Mentors you should know in the startup space: Perth Edition (2014)
Time and time again in my old corporate gig, it used to be joked about that WA stood for “wait awhile”. I strongly disagree with this sentiment and would probably relocate to Perth if I hadn’t become such a Sydney-sider, aside from the fact that it is one of the most gorgeous, chilled cities in Australia – what is happening in the tech space there is quite phenomenal.
When you take into account that Perth are between 2 or 3 hours behind the east coast depending on the weather, and are closer in time zone and proximity to Asia than Sydney, it has been amazing to watch from the sidelines and see an ecosystem that has been able to produce some globally competitive companies in an environment that has a smaller pool of investors, early stage angels and funds.
If I had to make a prediction about the Perth startup space over the next 10 years, I see it developing into a formidable competitor to our eastern startup cities.
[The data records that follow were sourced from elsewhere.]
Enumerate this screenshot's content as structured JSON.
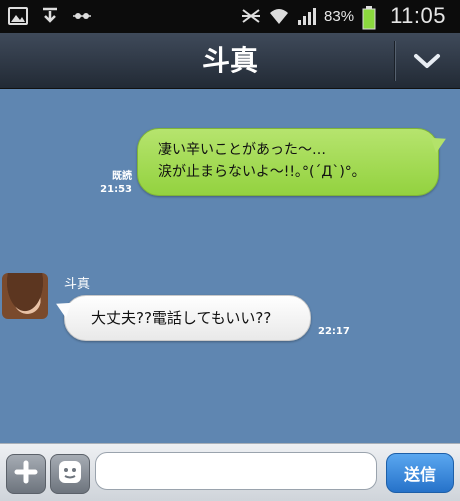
{
  "status_bar": {
    "icons": [
      "gallery-icon",
      "download-icon",
      "signal-dots-icon",
      "mute-icon",
      "wifi-icon",
      "cell-signal-icon",
      "battery-icon"
    ],
    "battery_text": "83%",
    "time": "11:05",
    "colors": {
      "background": "#0c0c0c",
      "battery": "#8bd93e"
    }
  },
  "header": {
    "title": "斗真",
    "menu_icon": "chevron-down-icon"
  },
  "chat": {
    "background_color": "#5f86b1",
    "messages": [
      {
        "direction": "outgoing",
        "text": "凄い辛いことがあった～…\n涙が止まらないよ～!!｡°(´Д`)°｡",
        "read_label": "既読",
        "time": "21:53",
        "bubble_color": "#a5db55"
      },
      {
        "direction": "incoming",
        "sender": "斗真",
        "text": "大丈夫??電話してもいい??",
        "time": "22:17",
        "bubble_color": "#ffffff"
      }
    ]
  },
  "input_bar": {
    "plus_icon": "plus-icon",
    "emoji_icon": "emoji-face-icon",
    "input_value": "",
    "input_placeholder": "",
    "send_label": "送信",
    "send_color": "#2e86de"
  }
}
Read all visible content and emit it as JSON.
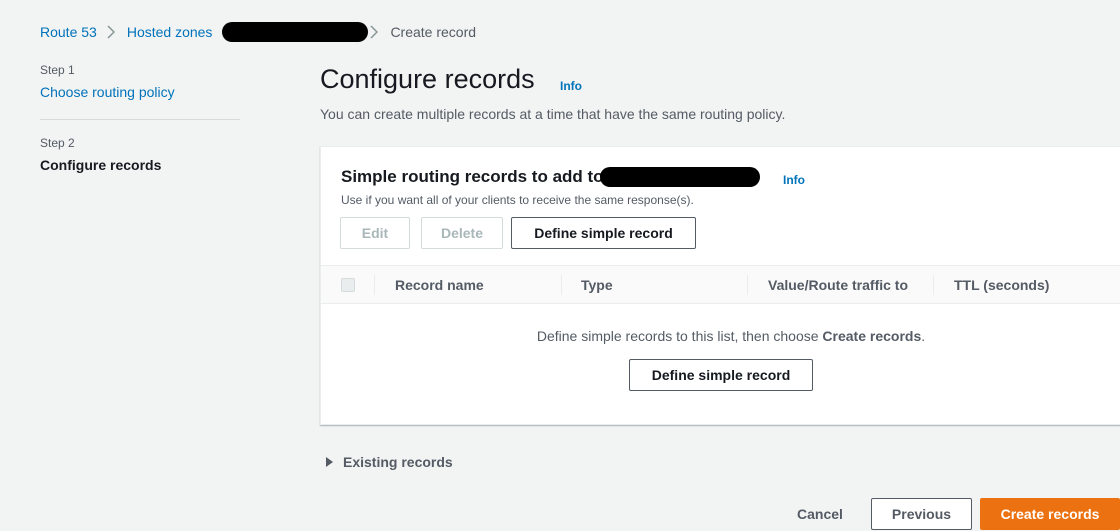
{
  "breadcrumb": {
    "items": [
      "Route 53",
      "Hosted zones"
    ],
    "current": "Create record"
  },
  "steps": [
    {
      "label": "Step 1",
      "title": "Choose routing policy"
    },
    {
      "label": "Step 2",
      "title": "Configure records"
    }
  ],
  "header": {
    "title": "Configure records",
    "info": "Info",
    "description": "You can create multiple records at a time that have the same routing policy."
  },
  "panel": {
    "title": "Simple routing records to add to",
    "info": "Info",
    "description": "Use if you want all of your clients to receive the same response(s).",
    "buttons": {
      "edit": "Edit",
      "delete": "Delete",
      "define": "Define simple record"
    },
    "columns": [
      "Record name",
      "Type",
      "Value/Route traffic to",
      "TTL (seconds)"
    ],
    "empty": {
      "prefix": "Define simple records to this list, then choose ",
      "emphasis": "Create records",
      "suffix": ".",
      "button": "Define simple record"
    }
  },
  "existing_records": {
    "label": "Existing records"
  },
  "footer": {
    "cancel": "Cancel",
    "previous": "Previous",
    "create": "Create records"
  },
  "colors": {
    "link": "#0073bb",
    "primary": "#ec7211",
    "background": "#f2f3f3"
  }
}
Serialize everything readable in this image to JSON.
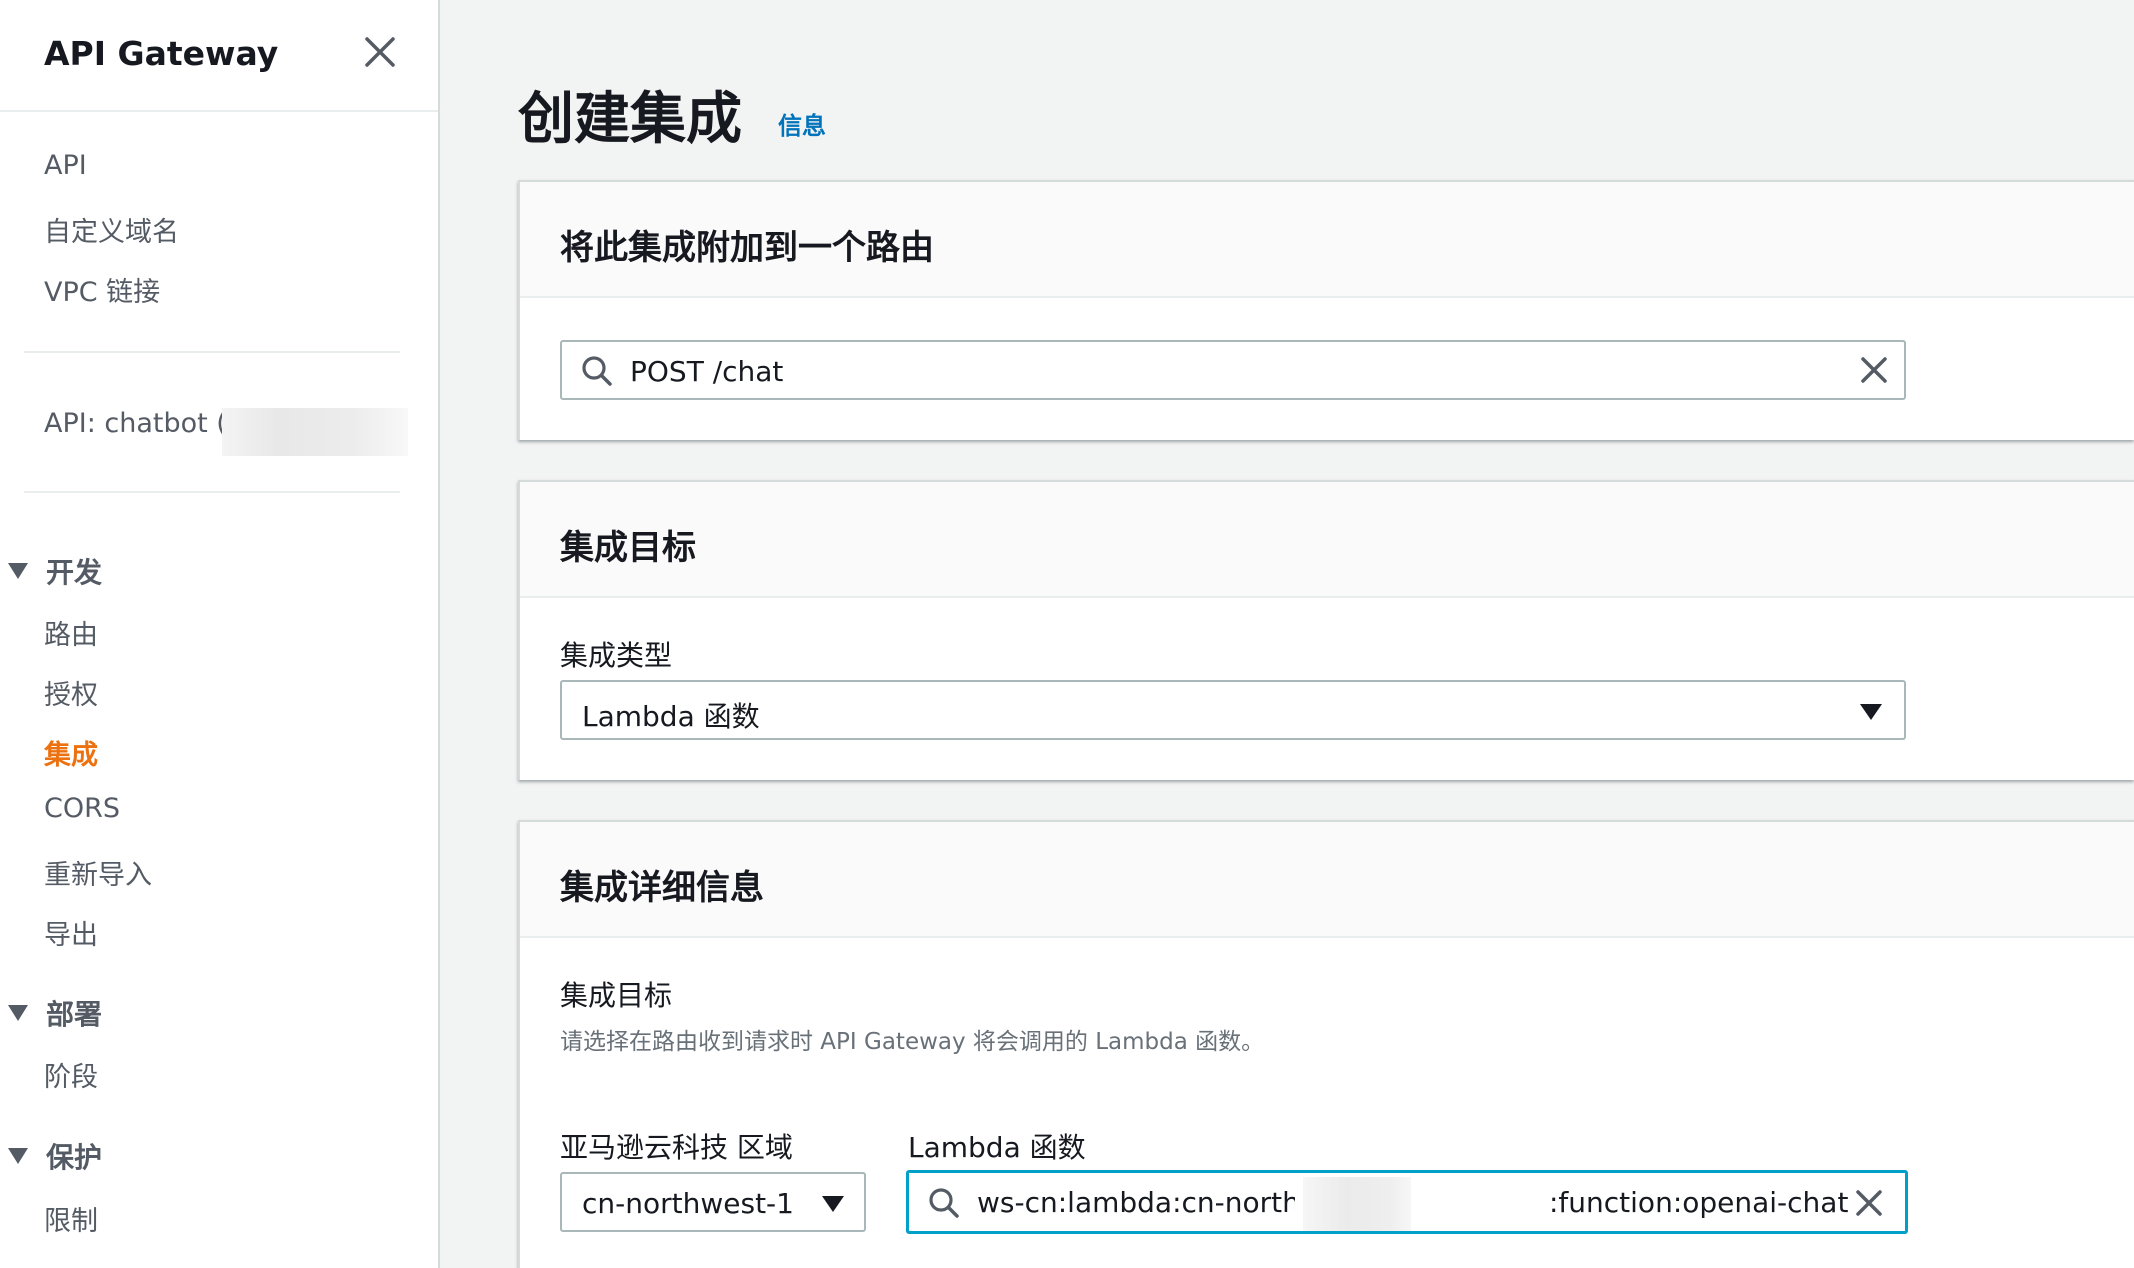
{
  "sidebar": {
    "title": "API Gateway",
    "top_links": [
      "API",
      "自定义域名",
      "VPC 链接"
    ],
    "api_label": "API: chatbot (c",
    "sections": {
      "develop": {
        "label": "开发",
        "items": [
          "路由",
          "授权",
          "集成",
          "CORS",
          "重新导入",
          "导出"
        ],
        "active": "集成"
      },
      "deploy": {
        "label": "部署",
        "items": [
          "阶段"
        ]
      },
      "protect": {
        "label": "保护",
        "items": [
          "限制"
        ]
      }
    }
  },
  "main": {
    "page_title": "创建集成",
    "info_link": "信息",
    "route_panel": {
      "title": "将此集成附加到一个路由",
      "route_value": "POST /chat"
    },
    "target_panel": {
      "title": "集成目标",
      "type_label": "集成类型",
      "type_value": "Lambda 函数"
    },
    "details_panel": {
      "title": "集成详细信息",
      "target_label": "集成目标",
      "target_desc": "请选择在路由收到请求时 API Gateway 将会调用的 Lambda 函数。",
      "region_label": "亚马逊云科技 区域",
      "region_value": "cn-northwest-1",
      "function_label": "Lambda 函数",
      "function_value_prefix": "ws-cn:lambda:cn-northwest-1:765",
      "function_value_suffix": ":function:openai-chat"
    }
  },
  "colors": {
    "accent_active": "#ec7211",
    "link": "#0073bb",
    "focus_border": "#00a1c9"
  }
}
As mining jobs start to fade, young entrepreneurial minds with significant cash savings behind them will start to build towards their dreams and the state in general will come to realise the massive opportunities they have when it comes to selling to a very untapped Asian market place.
As with previous posts in this series, we have chosen to feature 10 individuals or duos that you should definitely get to know.
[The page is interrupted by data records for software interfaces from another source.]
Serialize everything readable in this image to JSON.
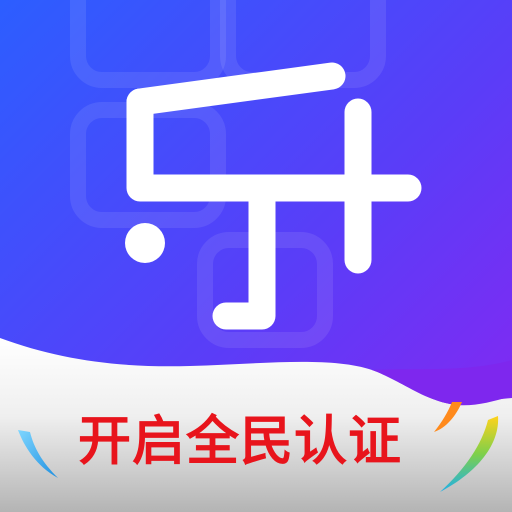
{
  "app_icon": {
    "glyph_name": "le-music-note-logo-icon",
    "banner_text": "开启全民认证",
    "colors": {
      "gradient_start": "#2e5cff",
      "gradient_end": "#8a26f0",
      "glyph": "#ffffff",
      "banner_light": "#f5f5f5",
      "banner_dark": "#b8b8b8",
      "banner_text": "#e8141c",
      "accent_blue": "#27b0ee",
      "accent_orange": "#ff8a1c",
      "accent_yellow": "#ffd21c"
    }
  }
}
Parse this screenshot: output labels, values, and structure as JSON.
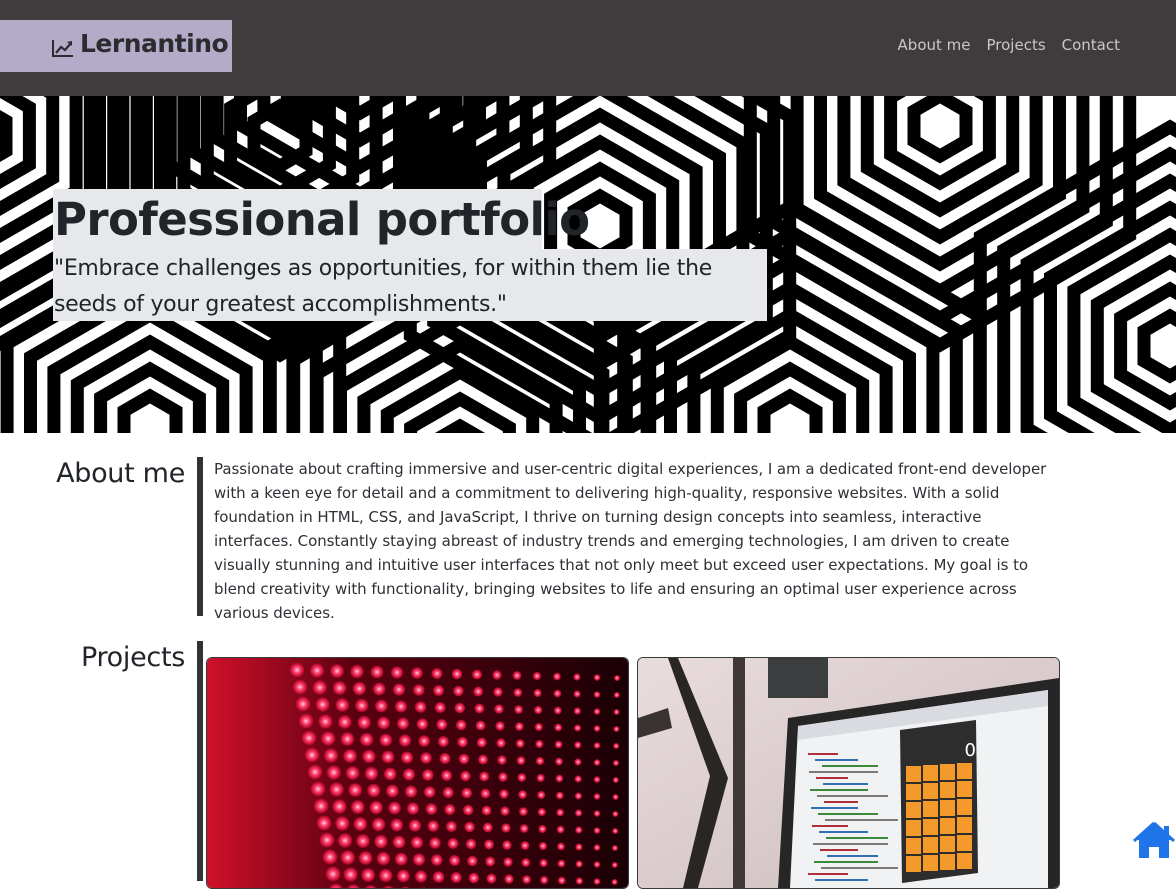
{
  "navbar": {
    "brand": "Lernantino",
    "brand_icon": "line-chart-icon",
    "links": [
      "About me",
      "Projects",
      "Contact"
    ]
  },
  "hero": {
    "title": "Professional portfolio",
    "quote": "\"Embrace challenges as opportunities, for within them lie the seeds of your greatest accomplishments.\""
  },
  "about": {
    "heading": "About me",
    "text": "Passionate about crafting immersive and user-centric digital experiences, I am a dedicated front-end developer with a keen eye for detail and a commitment to delivering high-quality, responsive websites. With a solid foundation in HTML, CSS, and JavaScript, I thrive on turning design concepts into seamless, interactive interfaces. Constantly staying abreast of industry trends and emerging technologies, I am driven to create visually stunning and intuitive user interfaces that not only meet but exceed user expectations. My goal is to blend creativity with functionality, bringing websites to life and ensuring an optimal user experience across various devices."
  },
  "projects": {
    "heading": "Projects",
    "cards": [
      {
        "image": "red-led-matrix-photo"
      },
      {
        "image": "laptop-calculator-app-photo",
        "display_value": "0"
      }
    ]
  },
  "home_button": {
    "icon": "home-icon",
    "color": "#1e74e8"
  },
  "colors": {
    "navbar": "#3f3c3e",
    "brand_bg": "#b3abc8",
    "hero_text_bg": "#e6e8eb",
    "accent_bar": "#333333"
  }
}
You should also note that, in this series, we have also left out all official mentors to our own company to negate bias. We have also focused specifically on the tech space.
Here are some mentors you should get to know from the Perth startup ecosystem:
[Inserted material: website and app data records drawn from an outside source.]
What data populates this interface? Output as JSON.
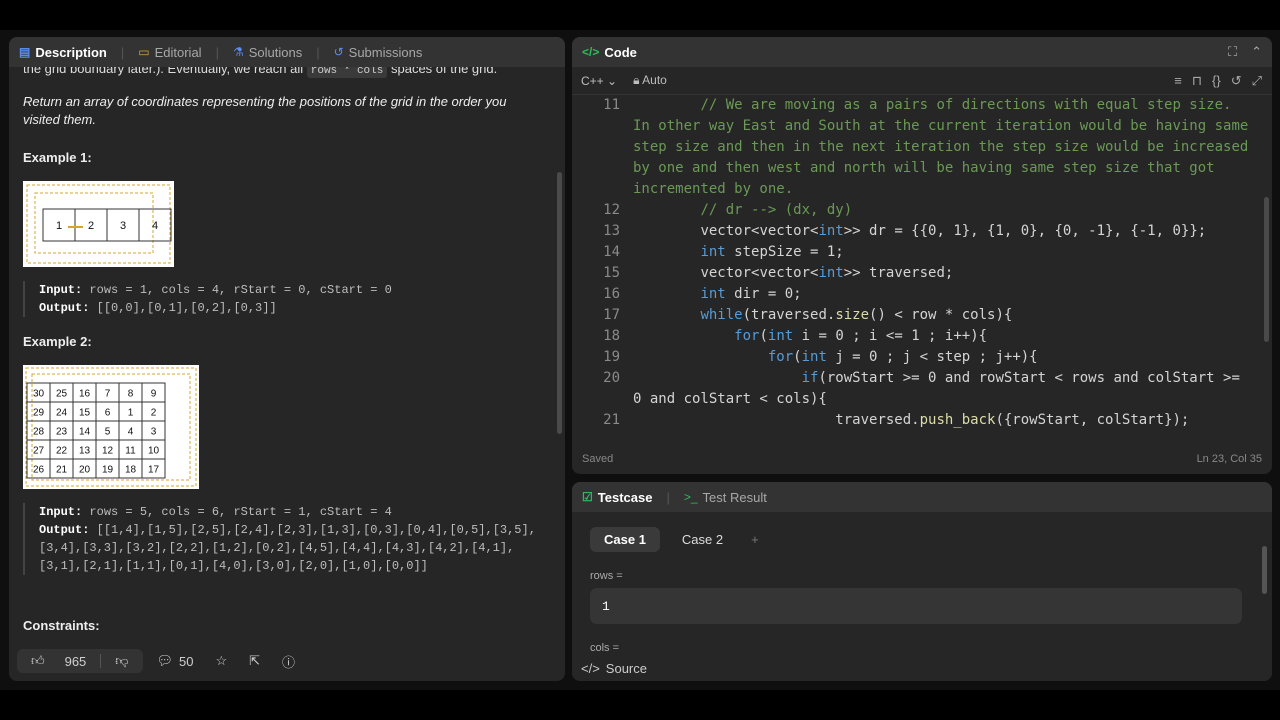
{
  "left_tabs": [
    {
      "label": "Description",
      "icon": "document-icon"
    },
    {
      "label": "Editorial",
      "icon": "book-icon"
    },
    {
      "label": "Solutions",
      "icon": "flask-icon"
    },
    {
      "label": "Submissions",
      "icon": "history-icon"
    }
  ],
  "description": {
    "cut_line_pre": "the grid boundary later.). Eventually, we reach all ",
    "cut_line_code": "rows * cols",
    "cut_line_post": " spaces of the grid.",
    "return_text": "Return an array of coordinates representing the positions of the grid in the order you visited them.",
    "example1_title": "Example 1:",
    "example1_grid": [
      "1",
      "2",
      "3",
      "4"
    ],
    "example1_input_label": "Input:",
    "example1_input": "rows = 1, cols = 4, rStart = 0, cStart = 0",
    "example1_output_label": "Output:",
    "example1_output": "[[0,0],[0,1],[0,2],[0,3]]",
    "example2_title": "Example 2:",
    "example2_grid": [
      [
        "30",
        "25",
        "16",
        "7",
        "8",
        "9"
      ],
      [
        "29",
        "24",
        "15",
        "6",
        "1",
        "2"
      ],
      [
        "28",
        "23",
        "14",
        "5",
        "4",
        "3"
      ],
      [
        "27",
        "22",
        "13",
        "12",
        "11",
        "10"
      ],
      [
        "26",
        "21",
        "20",
        "19",
        "18",
        "17"
      ]
    ],
    "example2_input_label": "Input:",
    "example2_input": "rows = 5, cols = 6, rStart = 1, cStart = 4",
    "example2_output_label": "Output:",
    "example2_output": "[[1,4],[1,5],[2,5],[2,4],[2,3],[1,3],[0,3],[0,4],[0,5],[3,5],[3,4],[3,3],[3,2],[2,2],[1,2],[0,2],[4,5],[4,4],[4,3],[4,2],[4,1],[3,1],[2,1],[1,1],[0,1],[4,0],[3,0],[2,0],[1,0],[0,0]]",
    "constraints_title": "Constraints:"
  },
  "footer": {
    "likes": "965",
    "comments": "50"
  },
  "code_panel": {
    "title": "Code",
    "language": "C++",
    "mode": "Auto",
    "status_left": "Saved",
    "status_right": "Ln 23, Col 35"
  },
  "code_lines": [
    {
      "n": "11",
      "html": "        <span class=\"cm\">// We are moving as a pairs of directions with equal step size. In other way East and South at the current iteration would be having same step size and then in the next iteration the step size would be increased by one and then west and north will be having same step size that got incremented by one.</span>"
    },
    {
      "n": "12",
      "html": "        <span class=\"cm\">// dr --&gt; (dx, dy)</span>"
    },
    {
      "n": "13",
      "html": "        vector&lt;vector&lt;<span class=\"kw\">int</span>&gt;&gt; dr = {{0, 1}, {1, 0}, {0, -1}, {-1, 0}};"
    },
    {
      "n": "14",
      "html": "        <span class=\"kw\">int</span> stepSize = 1;"
    },
    {
      "n": "15",
      "html": "        vector&lt;vector&lt;<span class=\"kw\">int</span>&gt;&gt; traversed;"
    },
    {
      "n": "16",
      "html": "        <span class=\"kw\">int</span> dir = 0;"
    },
    {
      "n": "17",
      "html": "        <span class=\"kw\">while</span>(traversed.<span class=\"fn\">size</span>() &lt; row * cols){"
    },
    {
      "n": "18",
      "html": "            <span class=\"kw\">for</span>(<span class=\"kw\">int</span> i = 0 ; i &lt;= 1 ; i++){"
    },
    {
      "n": "19",
      "html": "                <span class=\"kw\">for</span>(<span class=\"kw\">int</span> j = 0 ; j &lt; step ; j++){"
    },
    {
      "n": "20",
      "html": "                    <span class=\"kw\">if</span>(rowStart &gt;= 0 and rowStart &lt; rows and colStart &gt;= 0 and colStart &lt; cols){"
    },
    {
      "n": "21",
      "html": "                        traversed.<span class=\"fn\">push_back</span>({rowStart, colStart});"
    }
  ],
  "test_panel": {
    "tab_testcase": "Testcase",
    "tab_result": "Test Result",
    "cases": [
      "Case 1",
      "Case 2"
    ],
    "plus": "+",
    "rows_label": "rows =",
    "rows_value": "1",
    "cols_label": "cols =",
    "source_label": "Source"
  }
}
Sam Birmingham is perhaps one of the most nationally recognised faces of Perth’s startup ecosystem due to his heavy involvement with Pollenizer and Startup Weekend. Birmingham lives and breathes the startup space and loves getting involved with innovative companies that challenge the status quo.
As a mentor Birmingham’s specialties are Specialties:Creative Problem Solving, Strategic Planning, Digital Disruption and Innovation.
Brodie McCulloch is the Managing Director of Social Innovation in Western Australia, he is also the founder of Perth based coworking space Spacecubed. McCulloch is big on Co-Working, Collaboration and Innovation.
In addition to being a facilitator of sorts via his organisations for the startup community, he is also a valuable mentor, especially when it comes to social innovation.
Dash Dhakshinamoorthy and Claire Robertson are both co-directors of The Founder Institute’s Perth chapter. Both have very strong track records in the startup sector with Dhakshinamoorthy being the founder of StartupMalaysia.org and Robertson being a key mentor and organiser of Perth Startup Weekends.
A fun fact about Robertson is that she is a qualified Vet Surgeon, so if you are doing something ground-breaking around animals and well-being, having a mentor with that type of background is pretty invaluable.